TASK DESCRIPTION
What lines in the records below hold the string "Large"? Please show them.
======== MATERIAL SUPPLIED
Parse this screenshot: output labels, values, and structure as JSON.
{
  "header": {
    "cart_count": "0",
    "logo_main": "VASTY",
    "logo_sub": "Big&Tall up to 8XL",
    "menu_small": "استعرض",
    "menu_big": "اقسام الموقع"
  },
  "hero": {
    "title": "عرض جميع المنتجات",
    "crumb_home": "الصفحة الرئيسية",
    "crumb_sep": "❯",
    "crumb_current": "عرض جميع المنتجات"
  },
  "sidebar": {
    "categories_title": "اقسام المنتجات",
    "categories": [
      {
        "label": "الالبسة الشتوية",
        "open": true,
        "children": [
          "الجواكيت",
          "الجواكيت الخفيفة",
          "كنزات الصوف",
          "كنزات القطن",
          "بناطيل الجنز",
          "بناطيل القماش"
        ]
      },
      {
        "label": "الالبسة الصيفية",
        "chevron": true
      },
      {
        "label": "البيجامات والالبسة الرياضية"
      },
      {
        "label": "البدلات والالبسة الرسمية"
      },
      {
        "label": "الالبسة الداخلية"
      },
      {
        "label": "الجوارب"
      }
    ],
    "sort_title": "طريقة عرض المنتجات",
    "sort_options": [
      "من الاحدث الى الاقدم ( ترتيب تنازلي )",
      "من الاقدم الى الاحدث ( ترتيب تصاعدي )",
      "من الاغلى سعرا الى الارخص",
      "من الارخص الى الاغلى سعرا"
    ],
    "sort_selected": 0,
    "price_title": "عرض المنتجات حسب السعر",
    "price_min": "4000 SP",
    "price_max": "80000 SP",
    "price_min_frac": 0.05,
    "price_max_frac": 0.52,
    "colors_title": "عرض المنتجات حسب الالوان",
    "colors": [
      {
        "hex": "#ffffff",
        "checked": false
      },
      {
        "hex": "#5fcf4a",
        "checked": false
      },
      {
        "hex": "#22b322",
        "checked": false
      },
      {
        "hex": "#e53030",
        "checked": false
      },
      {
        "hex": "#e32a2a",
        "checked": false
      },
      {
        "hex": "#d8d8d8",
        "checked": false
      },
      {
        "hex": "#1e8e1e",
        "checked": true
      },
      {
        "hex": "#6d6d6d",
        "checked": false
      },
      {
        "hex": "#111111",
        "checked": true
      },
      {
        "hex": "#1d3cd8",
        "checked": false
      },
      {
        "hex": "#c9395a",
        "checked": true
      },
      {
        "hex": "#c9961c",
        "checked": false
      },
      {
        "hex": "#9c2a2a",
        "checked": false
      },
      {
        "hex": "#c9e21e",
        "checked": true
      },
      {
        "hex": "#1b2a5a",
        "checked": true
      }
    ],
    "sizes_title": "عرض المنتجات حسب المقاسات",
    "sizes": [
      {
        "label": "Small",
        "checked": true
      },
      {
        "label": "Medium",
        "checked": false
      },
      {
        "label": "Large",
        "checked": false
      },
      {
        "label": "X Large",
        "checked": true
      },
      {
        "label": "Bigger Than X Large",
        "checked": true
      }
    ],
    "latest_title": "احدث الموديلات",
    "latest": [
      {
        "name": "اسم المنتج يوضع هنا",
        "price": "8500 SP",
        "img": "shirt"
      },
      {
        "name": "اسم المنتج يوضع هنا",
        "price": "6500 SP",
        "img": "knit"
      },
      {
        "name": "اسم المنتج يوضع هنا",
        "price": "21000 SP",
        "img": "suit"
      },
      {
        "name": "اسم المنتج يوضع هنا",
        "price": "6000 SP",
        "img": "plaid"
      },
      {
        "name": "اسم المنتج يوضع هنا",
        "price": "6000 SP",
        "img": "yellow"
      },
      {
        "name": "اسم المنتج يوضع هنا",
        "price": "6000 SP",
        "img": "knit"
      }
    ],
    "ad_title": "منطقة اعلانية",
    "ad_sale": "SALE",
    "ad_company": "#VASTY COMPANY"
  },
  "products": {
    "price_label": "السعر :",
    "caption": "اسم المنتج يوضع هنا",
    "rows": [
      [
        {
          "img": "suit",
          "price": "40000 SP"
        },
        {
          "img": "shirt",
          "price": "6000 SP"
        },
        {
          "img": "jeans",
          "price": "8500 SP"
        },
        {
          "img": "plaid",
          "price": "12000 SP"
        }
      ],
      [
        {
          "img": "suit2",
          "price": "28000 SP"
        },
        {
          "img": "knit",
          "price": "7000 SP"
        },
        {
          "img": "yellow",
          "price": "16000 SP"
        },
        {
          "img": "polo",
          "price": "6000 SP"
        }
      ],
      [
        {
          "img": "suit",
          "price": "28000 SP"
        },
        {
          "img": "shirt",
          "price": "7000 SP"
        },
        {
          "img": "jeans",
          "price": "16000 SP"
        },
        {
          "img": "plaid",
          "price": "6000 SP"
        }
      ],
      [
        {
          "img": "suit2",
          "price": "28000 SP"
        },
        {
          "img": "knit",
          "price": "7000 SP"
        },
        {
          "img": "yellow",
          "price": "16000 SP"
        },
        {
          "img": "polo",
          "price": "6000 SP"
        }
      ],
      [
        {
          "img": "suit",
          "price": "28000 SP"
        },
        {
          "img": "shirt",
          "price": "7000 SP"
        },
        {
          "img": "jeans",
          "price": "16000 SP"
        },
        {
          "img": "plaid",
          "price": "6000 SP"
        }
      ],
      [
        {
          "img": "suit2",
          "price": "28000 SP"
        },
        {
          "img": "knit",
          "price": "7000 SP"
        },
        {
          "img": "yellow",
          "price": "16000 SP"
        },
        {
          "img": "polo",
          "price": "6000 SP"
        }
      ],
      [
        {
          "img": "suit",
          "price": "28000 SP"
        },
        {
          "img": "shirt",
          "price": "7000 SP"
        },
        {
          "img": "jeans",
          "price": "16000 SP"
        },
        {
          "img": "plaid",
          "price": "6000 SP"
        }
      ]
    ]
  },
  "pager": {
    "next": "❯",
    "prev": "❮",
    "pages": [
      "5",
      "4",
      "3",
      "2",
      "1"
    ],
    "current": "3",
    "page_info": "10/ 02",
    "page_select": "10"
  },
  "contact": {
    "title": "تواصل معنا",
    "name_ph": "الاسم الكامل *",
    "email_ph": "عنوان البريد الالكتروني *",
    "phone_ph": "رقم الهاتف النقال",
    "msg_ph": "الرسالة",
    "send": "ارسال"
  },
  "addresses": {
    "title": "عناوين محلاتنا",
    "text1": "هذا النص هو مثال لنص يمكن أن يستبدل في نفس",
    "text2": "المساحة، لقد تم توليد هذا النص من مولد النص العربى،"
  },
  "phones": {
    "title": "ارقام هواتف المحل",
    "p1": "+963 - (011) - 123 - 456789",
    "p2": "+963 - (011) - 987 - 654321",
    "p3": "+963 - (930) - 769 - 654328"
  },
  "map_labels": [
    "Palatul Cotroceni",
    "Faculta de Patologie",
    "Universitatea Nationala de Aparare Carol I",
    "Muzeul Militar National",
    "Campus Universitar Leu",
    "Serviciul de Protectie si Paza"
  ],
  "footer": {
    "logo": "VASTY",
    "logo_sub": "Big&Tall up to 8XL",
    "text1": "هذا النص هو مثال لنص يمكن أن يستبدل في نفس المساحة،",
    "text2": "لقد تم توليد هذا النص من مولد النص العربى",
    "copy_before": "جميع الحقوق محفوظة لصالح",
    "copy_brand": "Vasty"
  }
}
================
EXERCISE SOLUTION
        "label": "Large",
        "label": "X Large",
        "label": "Bigger Than X Large",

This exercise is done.